Best alternative therapy, since there is no approved therapy in that group, 25% were really just supportive care, others included hydroxyurea or a variety of different oral agents largely used off label as there’s no approved therapy in that group.

What are the clinical benefits, then, coming out of your apparently successful treatment?

The clinical benefits were specifically reduction in splenomegaly, the primary endpoint, which was very significant in favour of pacritinib, in particular in those individuals with baseline thrombocytopenia who would otherwise have no other treatment options. We observed 25% of patients who were red cell transfusion dependent became transfusion independent, which was a very important finding. Finally we observed that there was a very significant improvement in myelofibrosis related symptoms.

What do you regard as the clinical implications of those findings?

I think in particular it opens up a new therapy for individuals with significant cytopenias with myelofibrosis who, at the moment, have no good treatment options and no approved treatment options in either Europe or the US.

Was there a downside to this?

In terms of toxicities there can be low grade GI toxicities, diarrhoea most prevalent and nausea and vomiting in a small percentage, typically manageable by antidiarrheals and not a limiting characteristic but that was the main side effect.

So what’s your take home for doctors?

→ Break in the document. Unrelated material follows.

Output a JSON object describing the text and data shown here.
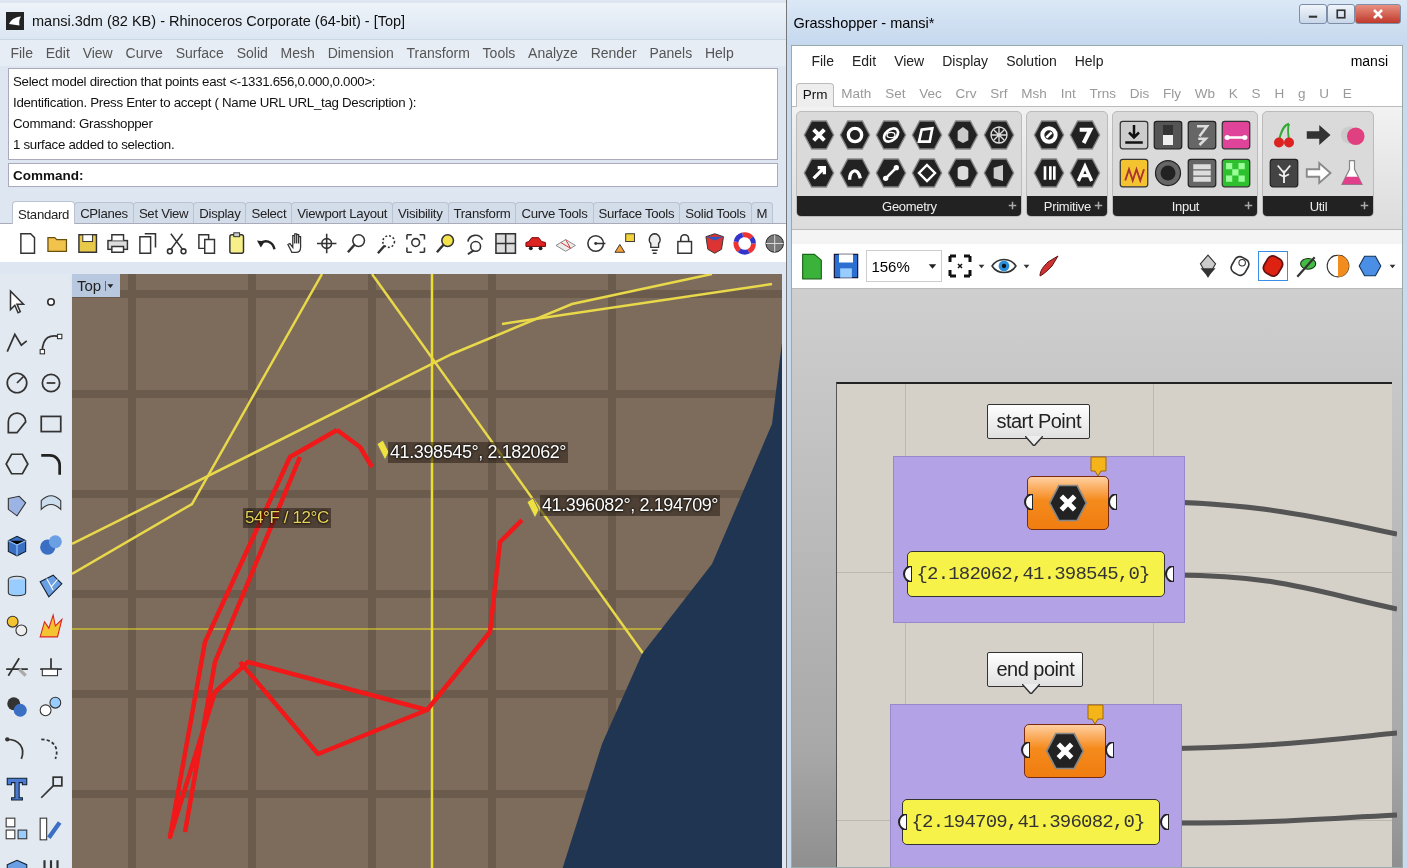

I think it will be a very important new therapy for patients with myelofibrosis, in particular for those with very low counts, potentially those who are transfusion dependent for red cells as well as those with thrombocytopenia. So I think individuals will welcome having potentially another agent at their disposal for treating these patients.